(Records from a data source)
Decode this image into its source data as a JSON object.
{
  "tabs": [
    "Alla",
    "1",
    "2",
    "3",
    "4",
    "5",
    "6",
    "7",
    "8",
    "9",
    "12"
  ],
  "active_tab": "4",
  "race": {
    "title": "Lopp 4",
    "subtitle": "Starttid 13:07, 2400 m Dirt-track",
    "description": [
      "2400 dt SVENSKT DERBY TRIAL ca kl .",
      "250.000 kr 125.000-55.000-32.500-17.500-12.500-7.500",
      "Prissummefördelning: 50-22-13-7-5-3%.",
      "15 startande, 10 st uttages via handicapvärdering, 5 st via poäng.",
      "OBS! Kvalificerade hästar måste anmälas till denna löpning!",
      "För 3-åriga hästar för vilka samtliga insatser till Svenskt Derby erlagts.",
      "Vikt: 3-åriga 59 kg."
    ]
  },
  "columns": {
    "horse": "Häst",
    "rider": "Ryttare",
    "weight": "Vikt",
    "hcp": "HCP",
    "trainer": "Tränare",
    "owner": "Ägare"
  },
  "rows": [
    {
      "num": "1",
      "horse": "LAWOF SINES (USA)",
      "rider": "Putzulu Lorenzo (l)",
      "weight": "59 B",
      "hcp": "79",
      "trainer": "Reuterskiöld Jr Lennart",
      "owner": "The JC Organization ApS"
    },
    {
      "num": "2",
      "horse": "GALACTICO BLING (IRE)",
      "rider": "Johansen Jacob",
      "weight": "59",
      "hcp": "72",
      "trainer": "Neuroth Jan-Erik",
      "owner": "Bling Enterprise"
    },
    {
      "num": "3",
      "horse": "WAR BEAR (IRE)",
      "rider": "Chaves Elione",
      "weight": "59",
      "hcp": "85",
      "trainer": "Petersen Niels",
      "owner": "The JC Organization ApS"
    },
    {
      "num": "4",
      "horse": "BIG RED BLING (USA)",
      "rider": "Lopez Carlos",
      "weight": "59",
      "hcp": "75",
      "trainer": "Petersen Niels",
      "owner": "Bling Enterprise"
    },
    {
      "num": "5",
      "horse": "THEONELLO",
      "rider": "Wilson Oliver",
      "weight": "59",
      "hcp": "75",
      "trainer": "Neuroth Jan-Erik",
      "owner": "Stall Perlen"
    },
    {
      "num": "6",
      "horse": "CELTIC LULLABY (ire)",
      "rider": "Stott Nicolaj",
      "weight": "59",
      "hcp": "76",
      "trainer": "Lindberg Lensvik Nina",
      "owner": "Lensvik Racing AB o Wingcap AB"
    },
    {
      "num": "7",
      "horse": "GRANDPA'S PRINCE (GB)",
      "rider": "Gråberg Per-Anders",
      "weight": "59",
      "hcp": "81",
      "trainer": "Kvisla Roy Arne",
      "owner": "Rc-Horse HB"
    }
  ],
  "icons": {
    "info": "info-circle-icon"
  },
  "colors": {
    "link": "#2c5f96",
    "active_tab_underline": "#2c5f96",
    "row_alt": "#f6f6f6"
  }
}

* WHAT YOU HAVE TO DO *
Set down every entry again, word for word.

* EXERCISE SOLUTION *
Decode this image into its source data as a JSON object.
{
  "tabs": [
    "Alla",
    "1",
    "2",
    "3",
    "4",
    "5",
    "6",
    "7",
    "8",
    "9",
    "12"
  ],
  "active_tab": "4",
  "race": {
    "title": "Lopp 4",
    "subtitle": "Starttid 13:07, 2400 m Dirt-track",
    "description": [
      "2400 dt SVENSKT DERBY TRIAL ca kl .",
      "250.000 kr 125.000-55.000-32.500-17.500-12.500-7.500",
      "Prissummefördelning: 50-22-13-7-5-3%.",
      "15 startande, 10 st uttages via handicapvärdering, 5 st via poäng.",
      "OBS! Kvalificerade hästar måste anmälas till denna löpning!",
      "För 3-åriga hästar för vilka samtliga insatser till Svenskt Derby erlagts.",
      "Vikt: 3-åriga 59 kg."
    ]
  },
  "columns": {
    "horse": "Häst",
    "rider": "Ryttare",
    "weight": "Vikt",
    "hcp": "HCP",
    "trainer": "Tränare",
    "owner": "Ägare"
  },
  "rows": [
    {
      "num": "1",
      "horse": "LAWOF SINES (USA)",
      "rider": "Putzulu Lorenzo (l)",
      "weight": "59 B",
      "hcp": "79",
      "trainer": "Reuterskiöld Jr Lennart",
      "owner": "The JC Organization ApS"
    },
    {
      "num": "2",
      "horse": "GALACTICO BLING (IRE)",
      "rider": "Johansen Jacob",
      "weight": "59",
      "hcp": "72",
      "trainer": "Neuroth Jan-Erik",
      "owner": "Bling Enterprise"
    },
    {
      "num": "3",
      "horse": "WAR BEAR (IRE)",
      "rider": "Chaves Elione",
      "weight": "59",
      "hcp": "85",
      "trainer": "Petersen Niels",
      "owner": "The JC Organization ApS"
    },
    {
      "num": "4",
      "horse": "BIG RED BLING (USA)",
      "rider": "Lopez Carlos",
      "weight": "59",
      "hcp": "75",
      "trainer": "Petersen Niels",
      "owner": "Bling Enterprise"
    },
    {
      "num": "5",
      "horse": "THEONELLO",
      "rider": "Wilson Oliver",
      "weight": "59",
      "hcp": "75",
      "trainer": "Neuroth Jan-Erik",
      "owner": "Stall Perlen"
    },
    {
      "num": "6",
      "horse": "CELTIC LULLABY (ire)",
      "rider": "Stott Nicolaj",
      "weight": "59",
      "hcp": "76",
      "trainer": "Lindberg Lensvik Nina",
      "owner": "Lensvik Racing AB o Wingcap AB"
    },
    {
      "num": "7",
      "horse": "GRANDPA'S PRINCE (GB)",
      "rider": "Gråberg Per-Anders",
      "weight": "59",
      "hcp": "81",
      "trainer": "Kvisla Roy Arne",
      "owner": "Rc-Horse HB"
    }
  ],
  "icons": {
    "info": "info-circle-icon"
  },
  "colors": {
    "link": "#2c5f96",
    "active_tab_underline": "#2c5f96",
    "row_alt": "#f6f6f6"
  }
}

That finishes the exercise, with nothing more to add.